Federal grant funds sexual violence prevention position

Molly Sweeney

Augustana College has received a grant from The Department of Justice (DOJ) to fund a new position on campus called the director of sexual violence prevention and education. Zachery Draves has been hired for this position with the goal of changing the culture around sexual violence and building a community that looks out for one and other.
Farrah Roberts, director of student well-being and resiliency, was involved in the grant writing process for this position and explains that it is a three-year-grant with the goal of educating and empowering students.
Draves’ position will be deliberately separate from Title IX cases on campus, which was a caveat of the DOJ.
“[The DOJ] did not want this person to be involved in the reaction to an incident. They wanted them to be on the front end. So, sometimes I think when people are involved in both sides of a process it’s too hard to separate yourself out and really focus on one well,” Roberts said.
The first draft of Draves’ strategic plan to address sexual violence is due in April. The second draft is due in August, and the final draft will be due in October.
“We are working right now to make sure that our strategic plan is reflective of where the campus is at now and what we want to see happen going forward in accordance with what the grant requires,” Draves said.
Roberts will be working closely alongside Draves to prevent sexual violence and encourage education at Augustana.
“[Draves’] job description is really around bringing more education about sexual violence prevention. Specifically, domestic violence, dating violence, sexual assault and stalking, those are the main areas he will be tasked to address,” Roberts said. “The target areas that he will be looking to just increase the education around, in addition to all of campus, is the populations of our international students, our males on campus and then, also, our LGBTQIA+ [students].”
In addition to educating the community about sexual violence, Draves will also oversee the Coordinated Community Response Team.
“We’re hitting the ground running and making sure that we let the students and the campus community at large know that we have a committee, we have a team in place that is working on the implementation of programs that will last long term, as well as developing a strategic plan to make sure that what we put together is living up to the requirements of the grant that we were given,” Draves said.

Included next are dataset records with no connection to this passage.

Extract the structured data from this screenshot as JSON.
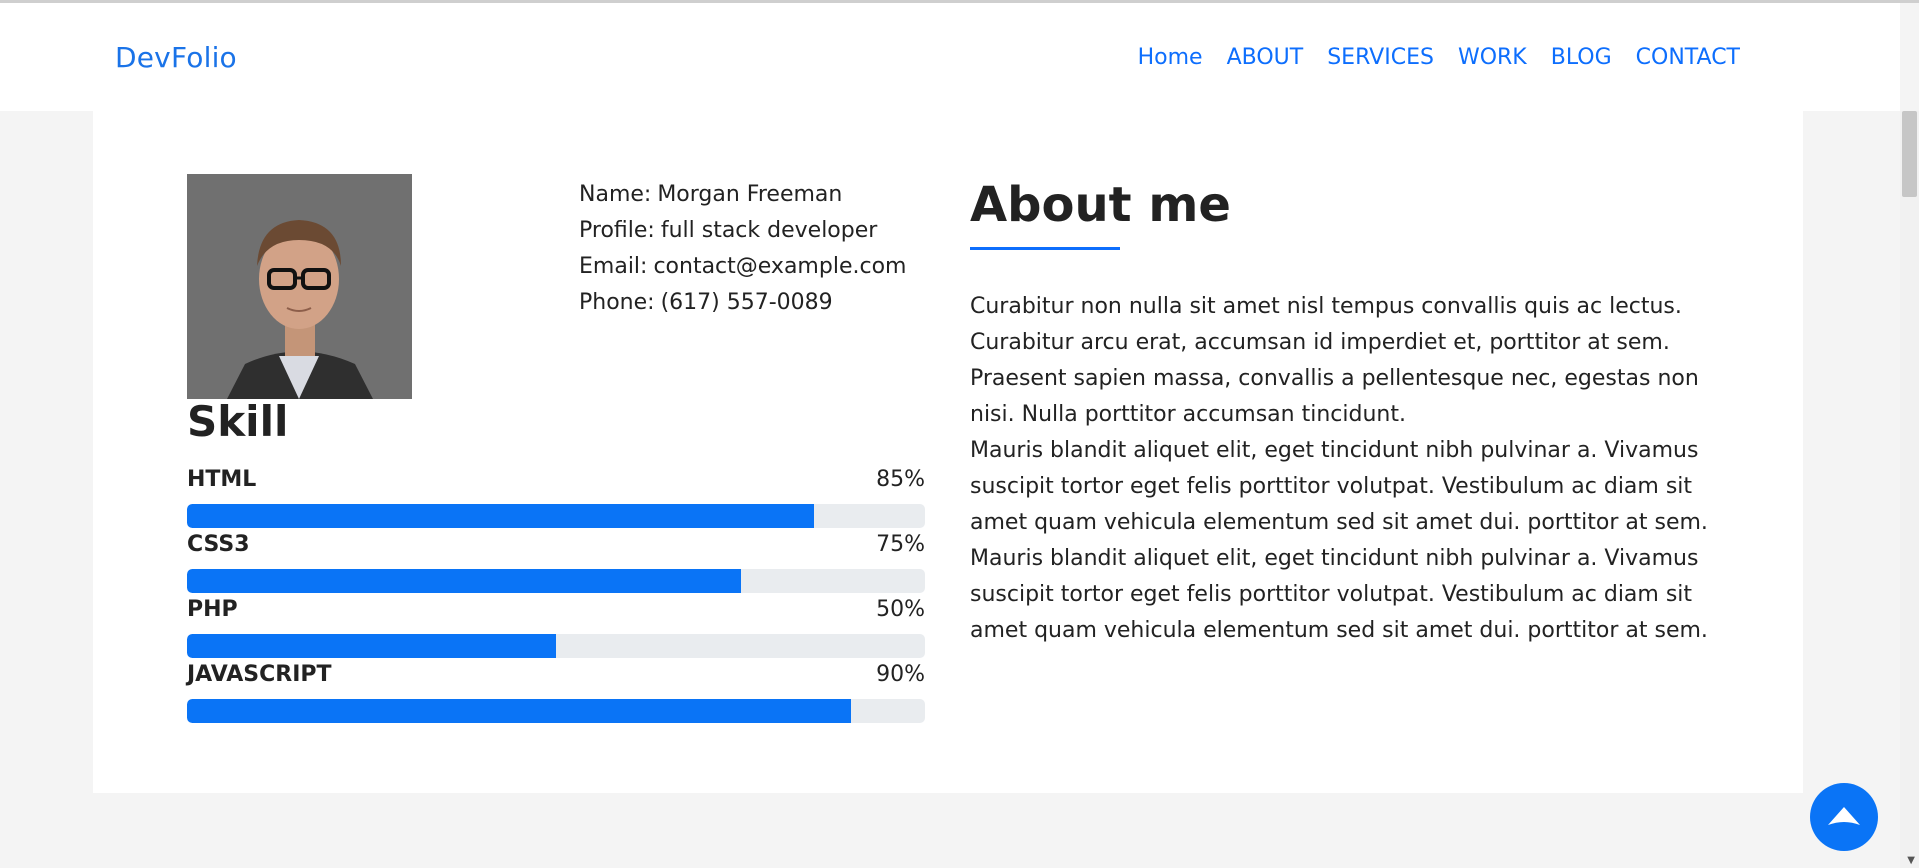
{
  "navbar": {
    "brand": "DevFolio",
    "links": [
      "Home",
      "ABOUT",
      "SERVICES",
      "WORK",
      "BLOG",
      "CONTACT"
    ]
  },
  "profile": {
    "name_label": "Name:",
    "name": "Morgan Freeman",
    "profile_label": "Profile:",
    "profile": "full stack developer",
    "email_label": "Email:",
    "email": "contact@example.com",
    "phone_label": "Phone:",
    "phone": "(617) 557-0089"
  },
  "skills": {
    "title": "Skill",
    "items": [
      {
        "name": "HTML",
        "percent": "85%",
        "value": 85
      },
      {
        "name": "CSS3",
        "percent": "75%",
        "value": 75
      },
      {
        "name": "PHP",
        "percent": "50%",
        "value": 50
      },
      {
        "name": "JAVASCRIPT",
        "percent": "90%",
        "value": 90
      }
    ]
  },
  "about": {
    "title": "About me",
    "paragraphs": [
      "Curabitur non nulla sit amet nisl tempus convallis quis ac lectus. Curabitur arcu erat, accumsan id imperdiet et, porttitor at sem. Praesent sapien massa, convallis a pellentesque nec, egestas non nisi. Nulla porttitor accumsan tincidunt.",
      "Mauris blandit aliquet elit, eget tincidunt nibh pulvinar a. Vivamus suscipit tortor eget felis porttitor volutpat. Vestibulum ac diam sit amet quam vehicula elementum sed sit amet dui. porttitor at sem.",
      "Mauris blandit aliquet elit, eget tincidunt nibh pulvinar a. Vivamus suscipit tortor eget felis porttitor volutpat. Vestibulum ac diam sit amet quam vehicula elementum sed sit amet dui. porttitor at sem."
    ]
  },
  "colors": {
    "accent": "#0d6efd",
    "progress_fill": "#0a74f6",
    "progress_track": "#e9ecef"
  },
  "icons": {
    "back_to_top": "chevron-up-icon"
  }
}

Chris Beyer, director of residential life, explains that this position was created to specifically focus on problems that Augustana faces and to correct them.
“I think our hope is that Zachary will be a very close partner for the one of the challenges that we’ve had and I think that this is true at many small schools, is that we haven’t really had anyone who was specifically in charge of prevention work,” Beyer said.

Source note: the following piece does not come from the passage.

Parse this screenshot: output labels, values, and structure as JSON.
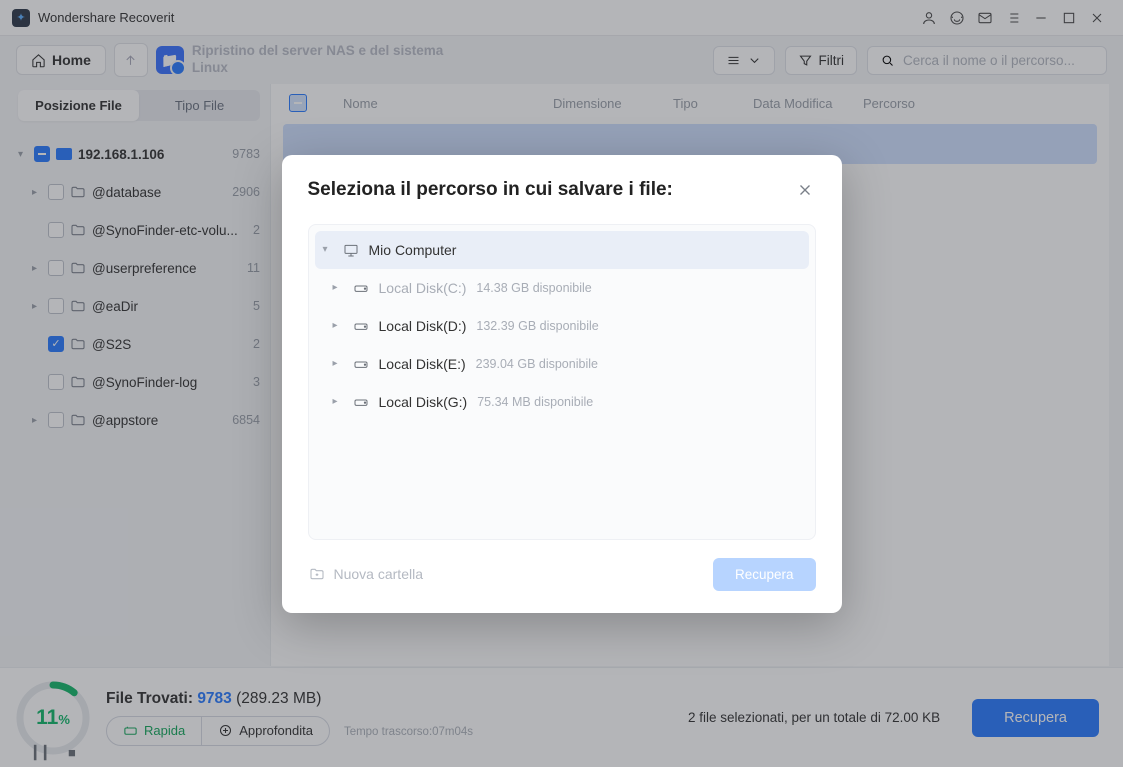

Overall, residential life’s goal is to create a safe place for students. Creating a new position focused solely on sexual violence prevention will make it easier for them to foster these safe spaces.
“We want to be partners with [Draves] in terms of programming and promoting his initiatives.” Beyer said. “But we want to focus on what we do best, which is building community and creating that three year developmental experience, preparing people for success senior year and beyond.”
Roberts, in agreement with Beyer, said that the number one goal is to foster a safe environment for students.
“What is it that students are afraid of, what is it that students want us to do to protect them, but then also how can students protect each other and how can we enable you to do that safely,” Roberts said.
Beyer is optimistic that RezLife and Draves will be able to work together in order to keep students safe.
“The hope is that those proactive measures now have a champion and the dedicated administrator to really level them up to where they need to be. So it’s kind of like the offense and the defense. He’s on offense we’re on defense, but we’re on the same team.” Beyer said.
Within these three years that the grant is held, Draves is hopeful to implement impactful programs and to reach out to certain groups of students. One specific goal he has in mind is to implement 40 hour training sessions for the community.
“[For] students who want to get more involved and staff and faculty who want to get more involved in domestic violence and sexual assault awareness, they can betrained to understand what sexual assault is, what domestic violence is, how it impacts certain populations [and]  what is the law, [and] that can be really effective in terms of broadening our scope,” Draves said.
Draves is also interested in assessing the Mentors and Violence Prevention Program (MVP Program) at Augustana.
“That has been proven effective when it comes to bystander intervention, and is a widely popular program,” Draves said. “So I want to look at what approach they’ve been taking with MVP, and then look to see if there’s any room for expansion to see if there’s any room for new approaches to be taken.”
However, Beyer acknowledges that it is not simply up to RezLife or Draves to create a safe community at Augustana.
“It requires the entire community, not just caring about prevention, but the entire community behaving differently,” Beyer said. “To change culture we have to change behavior. We have to change our behavior, and not just some of us, not just the CA’s or the students who care deeply about this but literally everybody.”
Actual change takes time. Although this is a step in the right direction, Beyer explains that it is important to be patient and to continue to work towards creating a safe community.
“I hope everybody understands that Rome wasn’t built in a day, so you know we shouldn’t expect to know come April [and then] things are suddenly different,” Beyer said.
Draves said he is hopeful to make a positive impact on the culture and community of Augustana.
“I think the first thing that I’m really focusing on is really making sure that I let the students know that I’m here.” Draves said. “Because at the end of the day, it’s about them. It’s about you. It’s about the student’s safety and their well-being.”